> _PROBLEM DESCRIPTION_:
Filter the entries below, keeping only lines with the word "structured".

======== EXTRACTED RECORDS

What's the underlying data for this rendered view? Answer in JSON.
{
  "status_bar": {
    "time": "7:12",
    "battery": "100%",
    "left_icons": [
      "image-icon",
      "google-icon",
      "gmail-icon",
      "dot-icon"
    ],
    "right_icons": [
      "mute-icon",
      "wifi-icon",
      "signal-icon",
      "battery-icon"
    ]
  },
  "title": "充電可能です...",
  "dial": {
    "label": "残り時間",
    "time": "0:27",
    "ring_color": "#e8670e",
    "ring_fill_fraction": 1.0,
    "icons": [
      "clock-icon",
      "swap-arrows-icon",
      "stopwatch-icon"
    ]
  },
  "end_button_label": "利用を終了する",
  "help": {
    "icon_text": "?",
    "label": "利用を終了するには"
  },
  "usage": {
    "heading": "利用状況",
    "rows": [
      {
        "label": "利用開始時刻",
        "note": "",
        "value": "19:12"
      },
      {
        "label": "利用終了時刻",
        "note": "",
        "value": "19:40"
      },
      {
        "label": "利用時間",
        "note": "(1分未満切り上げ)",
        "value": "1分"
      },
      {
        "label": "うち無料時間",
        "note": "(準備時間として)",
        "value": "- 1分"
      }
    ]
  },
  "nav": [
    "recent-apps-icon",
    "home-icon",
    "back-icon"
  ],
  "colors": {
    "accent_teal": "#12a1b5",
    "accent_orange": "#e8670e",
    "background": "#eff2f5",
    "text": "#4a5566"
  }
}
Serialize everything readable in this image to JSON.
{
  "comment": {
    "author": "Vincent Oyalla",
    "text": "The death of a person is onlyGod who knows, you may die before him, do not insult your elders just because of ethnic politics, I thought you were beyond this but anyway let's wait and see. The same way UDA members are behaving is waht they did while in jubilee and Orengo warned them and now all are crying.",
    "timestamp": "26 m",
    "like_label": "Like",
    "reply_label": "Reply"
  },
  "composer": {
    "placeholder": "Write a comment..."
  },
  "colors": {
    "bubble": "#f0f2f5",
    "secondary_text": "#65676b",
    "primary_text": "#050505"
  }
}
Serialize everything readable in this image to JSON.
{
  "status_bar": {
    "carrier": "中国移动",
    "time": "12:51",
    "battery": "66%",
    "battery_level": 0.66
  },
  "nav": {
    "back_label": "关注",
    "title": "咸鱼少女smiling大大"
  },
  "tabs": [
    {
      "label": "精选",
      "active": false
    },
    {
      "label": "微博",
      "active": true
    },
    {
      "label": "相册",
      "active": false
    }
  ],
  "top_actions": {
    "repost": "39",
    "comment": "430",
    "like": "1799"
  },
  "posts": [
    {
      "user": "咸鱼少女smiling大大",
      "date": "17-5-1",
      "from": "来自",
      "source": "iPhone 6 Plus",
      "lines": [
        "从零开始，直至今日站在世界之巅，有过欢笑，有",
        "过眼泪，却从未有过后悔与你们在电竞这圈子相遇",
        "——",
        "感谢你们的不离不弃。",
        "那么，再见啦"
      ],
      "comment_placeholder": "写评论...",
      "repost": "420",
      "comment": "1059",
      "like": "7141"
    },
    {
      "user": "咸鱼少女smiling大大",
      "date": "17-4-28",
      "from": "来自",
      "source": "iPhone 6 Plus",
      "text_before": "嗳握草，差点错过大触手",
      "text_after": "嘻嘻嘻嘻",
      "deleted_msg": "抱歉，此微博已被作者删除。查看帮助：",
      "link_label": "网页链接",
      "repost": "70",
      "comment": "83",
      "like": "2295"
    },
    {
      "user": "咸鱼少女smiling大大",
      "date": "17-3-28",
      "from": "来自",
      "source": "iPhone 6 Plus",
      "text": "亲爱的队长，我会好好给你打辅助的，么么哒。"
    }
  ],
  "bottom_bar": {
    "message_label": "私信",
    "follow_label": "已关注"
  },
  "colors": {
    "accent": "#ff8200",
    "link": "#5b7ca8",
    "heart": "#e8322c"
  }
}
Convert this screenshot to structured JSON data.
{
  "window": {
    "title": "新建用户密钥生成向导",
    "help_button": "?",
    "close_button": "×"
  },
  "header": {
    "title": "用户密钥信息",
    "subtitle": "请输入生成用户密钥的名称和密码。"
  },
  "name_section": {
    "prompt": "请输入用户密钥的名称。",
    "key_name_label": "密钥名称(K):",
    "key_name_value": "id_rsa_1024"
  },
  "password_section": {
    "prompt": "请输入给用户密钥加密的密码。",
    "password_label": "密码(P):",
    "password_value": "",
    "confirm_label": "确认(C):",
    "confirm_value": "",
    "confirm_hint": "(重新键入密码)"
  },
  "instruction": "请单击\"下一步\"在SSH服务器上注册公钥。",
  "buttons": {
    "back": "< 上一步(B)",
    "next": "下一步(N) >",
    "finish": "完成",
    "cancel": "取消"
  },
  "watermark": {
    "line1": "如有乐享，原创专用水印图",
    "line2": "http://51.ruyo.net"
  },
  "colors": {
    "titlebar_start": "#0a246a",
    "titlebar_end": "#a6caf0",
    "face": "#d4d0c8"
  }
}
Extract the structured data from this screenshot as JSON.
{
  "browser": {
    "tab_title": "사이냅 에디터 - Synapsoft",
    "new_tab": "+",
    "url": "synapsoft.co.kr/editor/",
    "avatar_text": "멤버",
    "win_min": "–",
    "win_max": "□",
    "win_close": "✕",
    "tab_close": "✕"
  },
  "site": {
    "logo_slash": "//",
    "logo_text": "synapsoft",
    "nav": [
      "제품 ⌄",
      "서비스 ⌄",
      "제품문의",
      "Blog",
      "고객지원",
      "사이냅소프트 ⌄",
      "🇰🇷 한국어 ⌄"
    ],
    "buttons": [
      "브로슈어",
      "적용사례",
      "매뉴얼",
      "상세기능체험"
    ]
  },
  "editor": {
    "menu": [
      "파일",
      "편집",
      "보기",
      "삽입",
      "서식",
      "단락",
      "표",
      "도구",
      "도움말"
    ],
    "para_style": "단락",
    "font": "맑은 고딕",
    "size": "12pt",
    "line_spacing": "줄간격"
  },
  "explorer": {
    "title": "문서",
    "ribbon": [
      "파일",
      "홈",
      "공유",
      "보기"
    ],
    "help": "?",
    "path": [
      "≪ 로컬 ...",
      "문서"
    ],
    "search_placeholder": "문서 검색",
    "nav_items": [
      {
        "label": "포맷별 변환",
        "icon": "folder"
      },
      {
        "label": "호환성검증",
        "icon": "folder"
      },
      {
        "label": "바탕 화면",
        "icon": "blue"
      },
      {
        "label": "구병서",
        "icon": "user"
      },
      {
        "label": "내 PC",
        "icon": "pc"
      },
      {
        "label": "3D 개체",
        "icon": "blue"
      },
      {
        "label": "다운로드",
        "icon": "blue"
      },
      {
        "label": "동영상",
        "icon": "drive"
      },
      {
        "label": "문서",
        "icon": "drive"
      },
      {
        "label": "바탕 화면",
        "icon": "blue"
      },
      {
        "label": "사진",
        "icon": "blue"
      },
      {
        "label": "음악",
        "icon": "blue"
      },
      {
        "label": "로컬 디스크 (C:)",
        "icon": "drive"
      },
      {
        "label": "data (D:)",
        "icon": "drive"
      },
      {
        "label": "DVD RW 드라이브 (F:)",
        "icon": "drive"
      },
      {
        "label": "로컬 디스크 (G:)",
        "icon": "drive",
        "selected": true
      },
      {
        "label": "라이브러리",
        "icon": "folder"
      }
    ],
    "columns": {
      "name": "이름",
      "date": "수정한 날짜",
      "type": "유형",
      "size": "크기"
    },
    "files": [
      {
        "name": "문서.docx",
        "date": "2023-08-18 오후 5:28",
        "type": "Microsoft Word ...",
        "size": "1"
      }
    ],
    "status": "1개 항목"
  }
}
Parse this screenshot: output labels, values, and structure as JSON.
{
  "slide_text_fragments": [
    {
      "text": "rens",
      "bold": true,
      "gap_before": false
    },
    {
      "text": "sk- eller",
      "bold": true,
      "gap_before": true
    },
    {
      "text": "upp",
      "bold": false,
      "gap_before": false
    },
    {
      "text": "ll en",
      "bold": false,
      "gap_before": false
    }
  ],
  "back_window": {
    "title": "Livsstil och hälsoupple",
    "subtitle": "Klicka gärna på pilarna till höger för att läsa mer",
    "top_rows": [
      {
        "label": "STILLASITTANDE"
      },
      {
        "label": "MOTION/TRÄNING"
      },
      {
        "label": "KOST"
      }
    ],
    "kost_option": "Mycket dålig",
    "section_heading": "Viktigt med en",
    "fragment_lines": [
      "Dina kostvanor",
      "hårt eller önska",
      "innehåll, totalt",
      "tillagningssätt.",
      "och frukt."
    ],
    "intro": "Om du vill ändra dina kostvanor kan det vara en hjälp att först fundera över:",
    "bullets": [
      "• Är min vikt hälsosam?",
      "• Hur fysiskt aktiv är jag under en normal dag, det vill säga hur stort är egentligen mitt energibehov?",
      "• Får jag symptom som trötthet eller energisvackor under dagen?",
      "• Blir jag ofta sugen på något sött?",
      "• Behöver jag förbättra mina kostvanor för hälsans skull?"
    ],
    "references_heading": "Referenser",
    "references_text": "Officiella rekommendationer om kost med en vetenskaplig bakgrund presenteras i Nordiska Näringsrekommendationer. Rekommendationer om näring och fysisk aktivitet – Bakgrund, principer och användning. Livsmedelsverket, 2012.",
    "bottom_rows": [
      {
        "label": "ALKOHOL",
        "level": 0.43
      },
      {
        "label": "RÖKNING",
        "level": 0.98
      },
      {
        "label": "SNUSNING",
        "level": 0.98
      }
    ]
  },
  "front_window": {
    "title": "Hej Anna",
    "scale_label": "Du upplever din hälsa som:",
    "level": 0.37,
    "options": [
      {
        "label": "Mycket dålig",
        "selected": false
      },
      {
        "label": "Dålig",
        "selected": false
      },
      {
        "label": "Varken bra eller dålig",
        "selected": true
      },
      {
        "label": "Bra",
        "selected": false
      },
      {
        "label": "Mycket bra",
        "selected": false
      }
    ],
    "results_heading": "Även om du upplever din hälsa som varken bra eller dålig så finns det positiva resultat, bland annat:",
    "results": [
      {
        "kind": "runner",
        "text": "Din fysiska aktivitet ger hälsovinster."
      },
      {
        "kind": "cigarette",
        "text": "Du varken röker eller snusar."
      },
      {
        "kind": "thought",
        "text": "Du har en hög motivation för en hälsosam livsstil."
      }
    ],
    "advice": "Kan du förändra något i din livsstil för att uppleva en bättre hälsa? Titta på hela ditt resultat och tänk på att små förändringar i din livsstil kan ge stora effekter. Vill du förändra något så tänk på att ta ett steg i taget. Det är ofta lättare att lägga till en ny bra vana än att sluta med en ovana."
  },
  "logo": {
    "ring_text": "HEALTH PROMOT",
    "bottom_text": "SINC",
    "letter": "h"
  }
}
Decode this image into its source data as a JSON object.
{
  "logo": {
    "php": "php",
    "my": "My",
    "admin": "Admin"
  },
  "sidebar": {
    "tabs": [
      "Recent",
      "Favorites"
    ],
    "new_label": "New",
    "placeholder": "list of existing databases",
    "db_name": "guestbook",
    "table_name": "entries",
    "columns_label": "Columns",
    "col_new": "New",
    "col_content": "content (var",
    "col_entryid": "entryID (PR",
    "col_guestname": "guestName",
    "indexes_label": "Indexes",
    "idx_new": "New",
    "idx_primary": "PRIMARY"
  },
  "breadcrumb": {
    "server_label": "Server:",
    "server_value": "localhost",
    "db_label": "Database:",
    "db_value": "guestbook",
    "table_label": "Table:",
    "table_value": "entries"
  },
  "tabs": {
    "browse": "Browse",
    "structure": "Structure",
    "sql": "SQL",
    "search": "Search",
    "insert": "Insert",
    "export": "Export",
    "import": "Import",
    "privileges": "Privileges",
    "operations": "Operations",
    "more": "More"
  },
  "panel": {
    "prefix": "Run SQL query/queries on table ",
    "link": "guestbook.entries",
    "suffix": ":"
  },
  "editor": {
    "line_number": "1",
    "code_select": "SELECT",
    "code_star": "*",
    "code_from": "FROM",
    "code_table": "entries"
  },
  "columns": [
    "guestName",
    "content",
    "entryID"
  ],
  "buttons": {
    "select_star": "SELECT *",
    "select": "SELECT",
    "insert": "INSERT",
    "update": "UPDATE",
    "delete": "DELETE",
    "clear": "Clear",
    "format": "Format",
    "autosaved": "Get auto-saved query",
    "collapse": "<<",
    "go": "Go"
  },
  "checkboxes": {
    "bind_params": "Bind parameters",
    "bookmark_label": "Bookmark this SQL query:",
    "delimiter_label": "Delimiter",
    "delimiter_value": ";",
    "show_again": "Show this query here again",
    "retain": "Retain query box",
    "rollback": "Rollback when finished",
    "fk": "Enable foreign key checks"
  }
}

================

> _WRITTEN REPLY_:
Convert this screenshot to structured JSON data.
Extract the structured data from this screenshot as JSON.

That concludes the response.